On a recent visit to EPIC: The Irish Immigration Museum, I began to reflect on the recent rise of anti-immigration protests that have taken place in Ireland, almost doggedly ignoring Ireland's reliance on emigration throughout history.
EPIC offers a fascinating insight into the Irish emigration story, detailing the influence that Irish immigrants have had around the world for hundreds of years, but it also highlights the hypocrisy of the abhorrent anti-refugee and anti-asylum seeker protests that have taken place with alarming regularity around the country in the past few months.
As EPIC highlights, Irish people have been emigrating from Irish shores throughout history for a variety of reasons.
Most notably, the Irish Famine in the mid-19th century saw roughly two million people flee from starvation and hunger-related diseases. Many of them arrived in the United States and the United Kingdom and went on to play a vital role in the development of the countries.
More recently, Irish people have left Ireland in search of a better life abroad, fleeing economic stagnation and unemployment at home. That used to mean flocking to New York or Boston, but nowadays, young Irish people are moving in their droves to Australia, taking advantage of the country's high wages.
Every Irish person who has ever emigrated has done so for a good reason and almost every Irish immigrant has contributed positively to their adopted homes, as EPIC so brilliantly points out.
This is what makes these recent anti-immigration protests so difficult to fathom.
How can Irish people be opposed to immigration considering Ireland's long connection to it? Do they not see the utter hypocrisy?
Refugees fleeing war in Syria or Ukraine are not coming to Ireland for malevolent reasons but because they have little choice.
In reality, their story is no different from the millions of Irish people who fled the Famine in the 19th century. Like those Irish famine emigrants, these asylum seekers and refugees are fleeing a horrifying situation in their own country that is out of their control. Like the Irish famine emigrants, most of them will contribute positively to their new home and bring a welcome cultural diversity to Irish shores.

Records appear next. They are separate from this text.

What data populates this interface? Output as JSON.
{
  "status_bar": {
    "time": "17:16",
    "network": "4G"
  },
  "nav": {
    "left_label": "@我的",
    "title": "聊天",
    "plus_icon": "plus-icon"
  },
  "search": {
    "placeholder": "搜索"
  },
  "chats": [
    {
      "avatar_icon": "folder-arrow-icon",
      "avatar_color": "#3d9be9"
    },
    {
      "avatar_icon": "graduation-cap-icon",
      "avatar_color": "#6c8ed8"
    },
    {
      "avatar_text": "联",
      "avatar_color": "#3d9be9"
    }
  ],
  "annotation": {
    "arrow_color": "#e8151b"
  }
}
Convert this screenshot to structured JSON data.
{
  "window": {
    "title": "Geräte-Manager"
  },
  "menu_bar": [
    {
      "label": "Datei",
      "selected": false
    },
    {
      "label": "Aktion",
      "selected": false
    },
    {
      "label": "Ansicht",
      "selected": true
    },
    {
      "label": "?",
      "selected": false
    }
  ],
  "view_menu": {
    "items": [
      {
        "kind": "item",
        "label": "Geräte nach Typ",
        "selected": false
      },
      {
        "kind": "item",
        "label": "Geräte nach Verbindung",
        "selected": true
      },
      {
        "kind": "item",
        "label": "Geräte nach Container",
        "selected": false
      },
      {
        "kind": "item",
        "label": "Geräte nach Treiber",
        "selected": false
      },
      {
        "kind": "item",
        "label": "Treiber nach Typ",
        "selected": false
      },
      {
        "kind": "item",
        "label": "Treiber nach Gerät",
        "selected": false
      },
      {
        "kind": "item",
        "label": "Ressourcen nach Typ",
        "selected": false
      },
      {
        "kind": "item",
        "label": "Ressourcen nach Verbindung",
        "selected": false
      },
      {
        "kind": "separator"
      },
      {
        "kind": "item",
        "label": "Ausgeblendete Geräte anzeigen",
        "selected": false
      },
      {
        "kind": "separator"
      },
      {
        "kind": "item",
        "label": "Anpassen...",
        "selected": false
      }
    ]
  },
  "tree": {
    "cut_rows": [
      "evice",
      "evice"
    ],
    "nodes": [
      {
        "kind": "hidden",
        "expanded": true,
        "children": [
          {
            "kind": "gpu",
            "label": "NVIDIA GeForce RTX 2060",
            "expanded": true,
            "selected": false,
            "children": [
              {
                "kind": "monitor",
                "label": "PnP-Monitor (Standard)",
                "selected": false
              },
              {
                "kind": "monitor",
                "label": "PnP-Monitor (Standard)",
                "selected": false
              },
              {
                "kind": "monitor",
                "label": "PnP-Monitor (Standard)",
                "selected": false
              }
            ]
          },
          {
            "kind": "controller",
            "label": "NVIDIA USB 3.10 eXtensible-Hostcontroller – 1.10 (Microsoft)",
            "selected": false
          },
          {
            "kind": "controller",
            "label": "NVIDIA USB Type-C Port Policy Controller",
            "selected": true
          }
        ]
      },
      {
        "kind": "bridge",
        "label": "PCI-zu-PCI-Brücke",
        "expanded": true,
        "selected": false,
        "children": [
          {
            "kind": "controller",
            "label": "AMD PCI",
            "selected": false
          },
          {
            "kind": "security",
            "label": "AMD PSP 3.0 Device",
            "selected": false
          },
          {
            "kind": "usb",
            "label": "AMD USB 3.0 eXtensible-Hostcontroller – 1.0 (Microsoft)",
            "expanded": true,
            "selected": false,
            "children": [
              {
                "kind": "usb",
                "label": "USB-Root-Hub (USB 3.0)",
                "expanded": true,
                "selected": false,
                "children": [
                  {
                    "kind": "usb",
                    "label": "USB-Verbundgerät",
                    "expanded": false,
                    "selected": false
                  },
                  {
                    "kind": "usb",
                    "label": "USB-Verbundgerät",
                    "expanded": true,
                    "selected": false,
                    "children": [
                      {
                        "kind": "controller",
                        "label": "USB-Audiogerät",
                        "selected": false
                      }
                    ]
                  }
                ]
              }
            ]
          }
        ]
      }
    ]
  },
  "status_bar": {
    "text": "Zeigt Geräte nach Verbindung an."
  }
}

A common tactic used by anti-immigration advocates has been to decry the arrival of men of a "military age", which essentially includes all men over the age of 18 and under the age of 65.
The use of such language is rooted in racism and makes no sense at any level.
Of course, some men are going to flee war-torn countries as well, or do these people think that every single one of Ireland's two million famine emigrants were women and children?
Granted, many Irish famine emigrants faced appalling discrimination and lived in squalor, but could you imagine the disaster if they were turned away because the local population didn't want them?
All of the Irish men who have moved to Australia in recent years are men of a "military age" and there would be justifiable uproar in Ireland if footage emerged of Australian protesters gathered outside their accommodation looking for them to be kicked out of the country.
Chief among the concerns of Ireland's anti-immigrant brigade is the risk of crime associated with the arrival of refugees and asylum seekers.
Every time an immigrant is involved in any sort of crime, it is heralded as irrefutable evidence that immigration brings crime and should be curtailed as a result.
But the vast majority of these immigrants will be upstanding citizens and shouldn't be persecuted because of the actions of a very small minority.
No community is without fault, including the Irish abroad. In my three years working with IrishCentral, I have covered my fair share of stories involving Irish criminals abroad, but thankfully these crimes, no matter how heinous, have caused the local population to be up in arms about the presence of Irish immigrants in their country.
Anti-immigration advocates have also regularly - and incorrectly - claimed that refugees and asylum seekers have come here illegally. This is both wrong (since it is not illegal to claim asylum) and completely ignores the fact that there are literally tens of thousands of undocumented Irish immigrants in the US right now.
The whole thing stinks of a "holier than thou" attitude.
The juxtaposition of anti-immigrant sentiment in a country that has relied on emigration throughout its history will simply not fly and the majority of Irish people are aware of the benefits of immigration.
Ireland is not full
The population of the island of Ireland remains significantly smaller than it was in 1841 before the beginning of the Great Hunger. There is plenty of space for refugees and asylum seekers in search of a better, safer life, and they can contribute immensely to dying rural communities.
In fact, they already have. Consider the heartwarming story of Lismoil National School in County Roscommon, which was saved from potential closure in January thanks to the arrival of 14 Ukrainian students.
EPIC wonderfully points out how Irish ex-pats contributed immensely in the fields of science, business, sports, fashion, and art when they left Ireland for pastures new. Ireland will, in time, reap the rewards of taking in asylum seekers and refugees who offer a different culture and a different way of thinking.
These people should be welcomed with open arms, like the human beings that they are.
Ireland prides itself on being a welcoming nation. It is time to start proving it.